→ **Problem details**: Any picture in the material should be left out, while all other lines are copied exactly.

___ Supplied data

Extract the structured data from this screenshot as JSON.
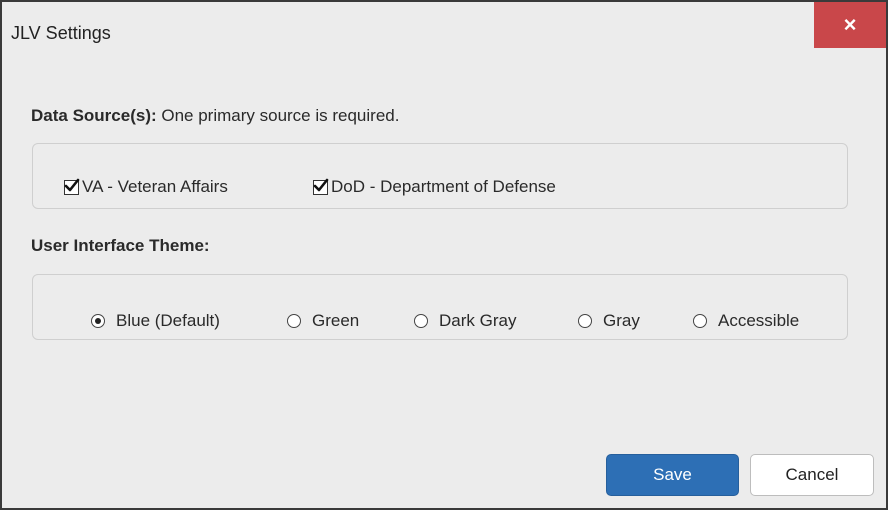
{
  "dialog": {
    "title": "JLV Settings",
    "close_glyph": "×"
  },
  "data_sources": {
    "label_bold": "Data Source(s):",
    "label_rest": " One primary source is required.",
    "options": [
      {
        "label": "VA - Veteran Affairs",
        "checked": true
      },
      {
        "label": "DoD - Department of Defense",
        "checked": true
      }
    ]
  },
  "theme": {
    "label": "User Interface Theme:",
    "options": [
      {
        "label": "Blue (Default)",
        "selected": true
      },
      {
        "label": "Green",
        "selected": false
      },
      {
        "label": "Dark Gray",
        "selected": false
      },
      {
        "label": "Gray",
        "selected": false
      },
      {
        "label": "Accessible",
        "selected": false
      }
    ]
  },
  "buttons": {
    "save": "Save",
    "cancel": "Cancel"
  },
  "colors": {
    "dialog_bg": "#ececec",
    "close_bg": "#c9474a",
    "save_bg": "#2d6fb5",
    "cancel_bg": "#ffffff"
  },
  "icons": {
    "close": "close-icon",
    "check": "checkmark-icon",
    "radio": "radio-dot-icon"
  }
}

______

→ **Answer**:
Extract the structured data from this screenshot as JSON.
{
  "dialog": {
    "title": "JLV Settings",
    "close_glyph": "×"
  },
  "data_sources": {
    "label_bold": "Data Source(s):",
    "label_rest": " One primary source is required.",
    "options": [
      {
        "label": "VA - Veteran Affairs",
        "checked": true
      },
      {
        "label": "DoD - Department of Defense",
        "checked": true
      }
    ]
  },
  "theme": {
    "label": "User Interface Theme:",
    "options": [
      {
        "label": "Blue (Default)",
        "selected": true
      },
      {
        "label": "Green",
        "selected": false
      },
      {
        "label": "Dark Gray",
        "selected": false
      },
      {
        "label": "Gray",
        "selected": false
      },
      {
        "label": "Accessible",
        "selected": false
      }
    ]
  },
  "buttons": {
    "save": "Save",
    "cancel": "Cancel"
  },
  "colors": {
    "dialog_bg": "#ececec",
    "close_bg": "#c9474a",
    "save_bg": "#2d6fb5",
    "cancel_bg": "#ffffff"
  },
  "icons": {
    "close": "close-icon",
    "check": "checkmark-icon",
    "radio": "radio-dot-icon"
  }
}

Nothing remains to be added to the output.